__Task material__:
================

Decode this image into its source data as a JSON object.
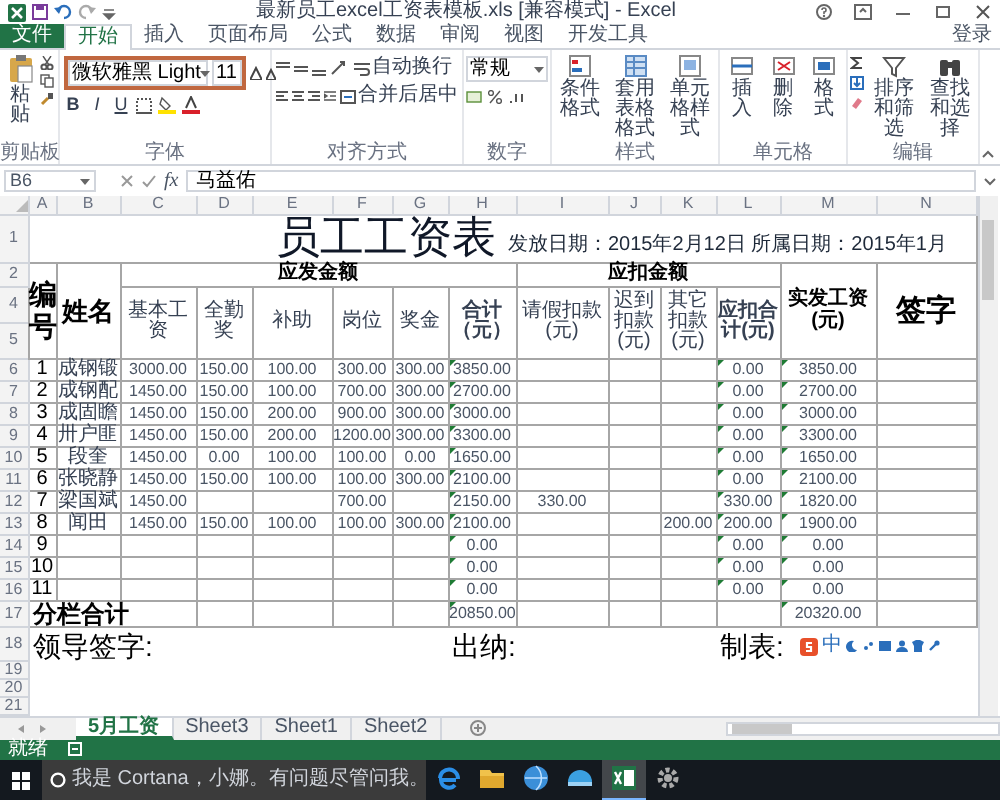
{
  "window": {
    "title": "最新员工excel工资表模板.xls [兼容模式] - Excel"
  },
  "ribbon_tabs": [
    {
      "label": "文件",
      "selected": false,
      "kind": "file"
    },
    {
      "label": "开始",
      "selected": true
    },
    {
      "label": "插入",
      "selected": false
    },
    {
      "label": "页面布局",
      "selected": false
    },
    {
      "label": "公式",
      "selected": false
    },
    {
      "label": "数据",
      "selected": false
    },
    {
      "label": "审阅",
      "selected": false
    },
    {
      "label": "视图",
      "selected": false
    },
    {
      "label": "开发工具",
      "selected": false
    }
  ],
  "sign_in": "登录",
  "clipboard": {
    "paste": "粘贴",
    "label": "剪贴板"
  },
  "font": {
    "name": "微软雅黑 Light",
    "size": "11",
    "styles": [
      "B",
      "I",
      "U"
    ],
    "label": "字体"
  },
  "alignment": {
    "wrap": "自动换行",
    "merge": "合并后居中",
    "label": "对齐方式"
  },
  "number": {
    "format": "常规",
    "label": "数字"
  },
  "styles": {
    "buttons": [
      "条件格式",
      "套用表格格式",
      "单元格样式"
    ],
    "label": "样式"
  },
  "cells_group": {
    "buttons": [
      "插入",
      "删除",
      "格式"
    ],
    "label": "单元格"
  },
  "editing": {
    "buttons": [
      "排序和筛选",
      "查找和选择"
    ],
    "label": "编辑"
  },
  "formula_bar": {
    "name_box": "B6",
    "fx": "fx",
    "formula": "马益佑"
  },
  "sheet": {
    "column_letters": [
      "A",
      "B",
      "C",
      "D",
      "E",
      "F",
      "G",
      "H",
      "I",
      "J",
      "K",
      "L",
      "M",
      "N"
    ],
    "title": "员工工资表",
    "dates": "发放日期：2015年2月12日 所属日期：2015年1月",
    "header_row_numbers": [
      "1",
      "2",
      "4",
      "5"
    ],
    "id_header": "编号",
    "name_header": "姓名",
    "group_headers": [
      "应发金额",
      "应扣金额"
    ],
    "column_headers": [
      {
        "text": "基本工资",
        "bold": false
      },
      {
        "text": "全勤奖",
        "bold": false
      },
      {
        "text": "补助",
        "bold": false
      },
      {
        "text": "岗位",
        "bold": false
      },
      {
        "text": "奖金",
        "bold": false
      },
      {
        "text": "合计（元）",
        "bold": true
      },
      {
        "text": "请假扣款(元)",
        "bold": false
      },
      {
        "text": "迟到扣款(元)",
        "bold": false
      },
      {
        "text": "其它扣款(元)",
        "bold": false
      },
      {
        "text": "应扣合计(元)",
        "bold": true
      }
    ],
    "net_header": "实发工资(元)",
    "sign_header": "签字",
    "rows": [
      {
        "kind": "data",
        "row_number": "6",
        "cells": {
          "A": "1",
          "B": "成钢锻",
          "C": "3000.00",
          "D": "150.00",
          "E": "100.00",
          "F": "300.00",
          "G": "300.00",
          "H": "3850.00",
          "L": "0.00",
          "M": "3850.00"
        },
        "flagged": true
      },
      {
        "kind": "data",
        "row_number": "7",
        "cells": {
          "A": "2",
          "B": "成钢配",
          "C": "1450.00",
          "D": "150.00",
          "E": "100.00",
          "F": "700.00",
          "G": "300.00",
          "H": "2700.00",
          "L": "0.00",
          "M": "2700.00"
        },
        "flagged": true
      },
      {
        "kind": "data",
        "row_number": "8",
        "cells": {
          "A": "3",
          "B": "成固瞻",
          "C": "1450.00",
          "D": "150.00",
          "E": "200.00",
          "F": "900.00",
          "G": "300.00",
          "H": "3000.00",
          "L": "0.00",
          "M": "3000.00"
        },
        "flagged": true
      },
      {
        "kind": "data",
        "row_number": "9",
        "cells": {
          "A": "4",
          "B": "卅户匪",
          "C": "1450.00",
          "D": "150.00",
          "E": "200.00",
          "F": "1200.00",
          "G": "300.00",
          "H": "3300.00",
          "L": "0.00",
          "M": "3300.00"
        },
        "flagged": true
      },
      {
        "kind": "data",
        "row_number": "10",
        "cells": {
          "A": "5",
          "B": "段奎",
          "C": "1450.00",
          "D": "0.00",
          "E": "100.00",
          "F": "100.00",
          "G": "0.00",
          "H": "1650.00",
          "L": "0.00",
          "M": "1650.00"
        },
        "flagged": true
      },
      {
        "kind": "data",
        "row_number": "11",
        "cells": {
          "A": "6",
          "B": "张晓静",
          "C": "1450.00",
          "D": "150.00",
          "E": "100.00",
          "F": "100.00",
          "G": "300.00",
          "H": "2100.00",
          "L": "0.00",
          "M": "2100.00"
        },
        "flagged": true
      },
      {
        "kind": "data",
        "row_number": "12",
        "cells": {
          "A": "7",
          "B": "梁国斌",
          "C": "1450.00",
          "F": "700.00",
          "H": "2150.00",
          "I": "330.00",
          "L": "330.00",
          "M": "1820.00"
        },
        "flagged": true
      },
      {
        "kind": "data",
        "row_number": "13",
        "cells": {
          "A": "8",
          "B": "闻田",
          "C": "1450.00",
          "D": "150.00",
          "E": "100.00",
          "F": "100.00",
          "G": "300.00",
          "H": "2100.00",
          "K": "200.00",
          "L": "200.00",
          "M": "1900.00"
        },
        "flagged": true
      },
      {
        "kind": "data",
        "row_number": "14",
        "cells": {
          "A": "9",
          "H": "0.00",
          "L": "0.00",
          "M": "0.00"
        },
        "flagged": true
      },
      {
        "kind": "data",
        "row_number": "15",
        "cells": {
          "A": "10",
          "H": "0.00",
          "L": "0.00",
          "M": "0.00"
        },
        "flagged": true
      },
      {
        "kind": "data",
        "row_number": "16",
        "cells": {
          "A": "11",
          "H": "0.00",
          "L": "0.00",
          "M": "0.00"
        },
        "flagged": true
      },
      {
        "kind": "total",
        "row_number": "17",
        "cells": {
          "A": "分栏合计",
          "H": "20850.00",
          "M": "20320.00"
        },
        "flagged": true
      },
      {
        "kind": "signature",
        "row_number": "18",
        "labels": [
          "领导签字:",
          "出纳:",
          "制表:"
        ]
      },
      {
        "kind": "blank",
        "row_number": "19"
      },
      {
        "kind": "blank",
        "row_number": "20"
      },
      {
        "kind": "blank",
        "row_number": "21"
      }
    ]
  },
  "ime_toolbar": {
    "mode": "中"
  },
  "sheet_tabs": [
    {
      "label": "5月工资",
      "selected": true
    },
    {
      "label": "Sheet3",
      "selected": false
    },
    {
      "label": "Sheet1",
      "selected": false
    },
    {
      "label": "Sheet2",
      "selected": false
    }
  ],
  "status_bar": {
    "text": "就绪"
  },
  "taskbar": {
    "search_placeholder": "我是 Cortana，小娜。有问题尽管问我。",
    "apps": [
      {
        "kind": "edge",
        "active": false
      },
      {
        "kind": "folder",
        "active": false
      },
      {
        "kind": "globe",
        "active": false
      },
      {
        "kind": "dome",
        "active": false
      },
      {
        "kind": "spreadsheet",
        "active": true
      },
      {
        "kind": "gear",
        "active": false
      }
    ]
  }
}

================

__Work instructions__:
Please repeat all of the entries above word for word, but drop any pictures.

__Response to the task__:
Decode this image into its source data as a JSON object.
{
  "window": {
    "title": "最新员工excel工资表模板.xls [兼容模式] - Excel"
  },
  "ribbon_tabs": [
    {
      "label": "文件",
      "selected": false,
      "kind": "file"
    },
    {
      "label": "开始",
      "selected": true
    },
    {
      "label": "插入",
      "selected": false
    },
    {
      "label": "页面布局",
      "selected": false
    },
    {
      "label": "公式",
      "selected": false
    },
    {
      "label": "数据",
      "selected": false
    },
    {
      "label": "审阅",
      "selected": false
    },
    {
      "label": "视图",
      "selected": false
    },
    {
      "label": "开发工具",
      "selected": false
    }
  ],
  "sign_in": "登录",
  "clipboard": {
    "paste": "粘贴",
    "label": "剪贴板"
  },
  "font": {
    "name": "微软雅黑 Light",
    "size": "11",
    "styles": [
      "B",
      "I",
      "U"
    ],
    "label": "字体"
  },
  "alignment": {
    "wrap": "自动换行",
    "merge": "合并后居中",
    "label": "对齐方式"
  },
  "number": {
    "format": "常规",
    "label": "数字"
  },
  "styles": {
    "buttons": [
      "条件格式",
      "套用表格格式",
      "单元格样式"
    ],
    "label": "样式"
  },
  "cells_group": {
    "buttons": [
      "插入",
      "删除",
      "格式"
    ],
    "label": "单元格"
  },
  "editing": {
    "buttons": [
      "排序和筛选",
      "查找和选择"
    ],
    "label": "编辑"
  },
  "formula_bar": {
    "name_box": "B6",
    "fx": "fx",
    "formula": "马益佑"
  },
  "sheet": {
    "column_letters": [
      "A",
      "B",
      "C",
      "D",
      "E",
      "F",
      "G",
      "H",
      "I",
      "J",
      "K",
      "L",
      "M",
      "N"
    ],
    "title": "员工工资表",
    "dates": "发放日期：2015年2月12日 所属日期：2015年1月",
    "header_row_numbers": [
      "1",
      "2",
      "4",
      "5"
    ],
    "id_header": "编号",
    "name_header": "姓名",
    "group_headers": [
      "应发金额",
      "应扣金额"
    ],
    "column_headers": [
      {
        "text": "基本工资",
        "bold": false
      },
      {
        "text": "全勤奖",
        "bold": false
      },
      {
        "text": "补助",
        "bold": false
      },
      {
        "text": "岗位",
        "bold": false
      },
      {
        "text": "奖金",
        "bold": false
      },
      {
        "text": "合计（元）",
        "bold": true
      },
      {
        "text": "请假扣款(元)",
        "bold": false
      },
      {
        "text": "迟到扣款(元)",
        "bold": false
      },
      {
        "text": "其它扣款(元)",
        "bold": false
      },
      {
        "text": "应扣合计(元)",
        "bold": true
      }
    ],
    "net_header": "实发工资(元)",
    "sign_header": "签字",
    "rows": [
      {
        "kind": "data",
        "row_number": "6",
        "cells": {
          "A": "1",
          "B": "成钢锻",
          "C": "3000.00",
          "D": "150.00",
          "E": "100.00",
          "F": "300.00",
          "G": "300.00",
          "H": "3850.00",
          "L": "0.00",
          "M": "3850.00"
        },
        "flagged": true
      },
      {
        "kind": "data",
        "row_number": "7",
        "cells": {
          "A": "2",
          "B": "成钢配",
          "C": "1450.00",
          "D": "150.00",
          "E": "100.00",
          "F": "700.00",
          "G": "300.00",
          "H": "2700.00",
          "L": "0.00",
          "M": "2700.00"
        },
        "flagged": true
      },
      {
        "kind": "data",
        "row_number": "8",
        "cells": {
          "A": "3",
          "B": "成固瞻",
          "C": "1450.00",
          "D": "150.00",
          "E": "200.00",
          "F": "900.00",
          "G": "300.00",
          "H": "3000.00",
          "L": "0.00",
          "M": "3000.00"
        },
        "flagged": true
      },
      {
        "kind": "data",
        "row_number": "9",
        "cells": {
          "A": "4",
          "B": "卅户匪",
          "C": "1450.00",
          "D": "150.00",
          "E": "200.00",
          "F": "1200.00",
          "G": "300.00",
          "H": "3300.00",
          "L": "0.00",
          "M": "3300.00"
        },
        "flagged": true
      },
      {
        "kind": "data",
        "row_number": "10",
        "cells": {
          "A": "5",
          "B": "段奎",
          "C": "1450.00",
          "D": "0.00",
          "E": "100.00",
          "F": "100.00",
          "G": "0.00",
          "H": "1650.00",
          "L": "0.00",
          "M": "1650.00"
        },
        "flagged": true
      },
      {
        "kind": "data",
        "row_number": "11",
        "cells": {
          "A": "6",
          "B": "张晓静",
          "C": "1450.00",
          "D": "150.00",
          "E": "100.00",
          "F": "100.00",
          "G": "300.00",
          "H": "2100.00",
          "L": "0.00",
          "M": "2100.00"
        },
        "flagged": true
      },
      {
        "kind": "data",
        "row_number": "12",
        "cells": {
          "A": "7",
          "B": "梁国斌",
          "C": "1450.00",
          "F": "700.00",
          "H": "2150.00",
          "I": "330.00",
          "L": "330.00",
          "M": "1820.00"
        },
        "flagged": true
      },
      {
        "kind": "data",
        "row_number": "13",
        "cells": {
          "A": "8",
          "B": "闻田",
          "C": "1450.00",
          "D": "150.00",
          "E": "100.00",
          "F": "100.00",
          "G": "300.00",
          "H": "2100.00",
          "K": "200.00",
          "L": "200.00",
          "M": "1900.00"
        },
        "flagged": true
      },
      {
        "kind": "data",
        "row_number": "14",
        "cells": {
          "A": "9",
          "H": "0.00",
          "L": "0.00",
          "M": "0.00"
        },
        "flagged": true
      },
      {
        "kind": "data",
        "row_number": "15",
        "cells": {
          "A": "10",
          "H": "0.00",
          "L": "0.00",
          "M": "0.00"
        },
        "flagged": true
      },
      {
        "kind": "data",
        "row_number": "16",
        "cells": {
          "A": "11",
          "H": "0.00",
          "L": "0.00",
          "M": "0.00"
        },
        "flagged": true
      },
      {
        "kind": "total",
        "row_number": "17",
        "cells": {
          "A": "分栏合计",
          "H": "20850.00",
          "M": "20320.00"
        },
        "flagged": true
      },
      {
        "kind": "signature",
        "row_number": "18",
        "labels": [
          "领导签字:",
          "出纳:",
          "制表:"
        ]
      },
      {
        "kind": "blank",
        "row_number": "19"
      },
      {
        "kind": "blank",
        "row_number": "20"
      },
      {
        "kind": "blank",
        "row_number": "21"
      }
    ]
  },
  "ime_toolbar": {
    "mode": "中"
  },
  "sheet_tabs": [
    {
      "label": "5月工资",
      "selected": true
    },
    {
      "label": "Sheet3",
      "selected": false
    },
    {
      "label": "Sheet1",
      "selected": false
    },
    {
      "label": "Sheet2",
      "selected": false
    }
  ],
  "status_bar": {
    "text": "就绪"
  },
  "taskbar": {
    "search_placeholder": "我是 Cortana，小娜。有问题尽管问我。",
    "apps": [
      {
        "kind": "edge",
        "active": false
      },
      {
        "kind": "folder",
        "active": false
      },
      {
        "kind": "globe",
        "active": false
      },
      {
        "kind": "dome",
        "active": false
      },
      {
        "kind": "spreadsheet",
        "active": true
      },
      {
        "kind": "gear",
        "active": false
      }
    ]
  }
}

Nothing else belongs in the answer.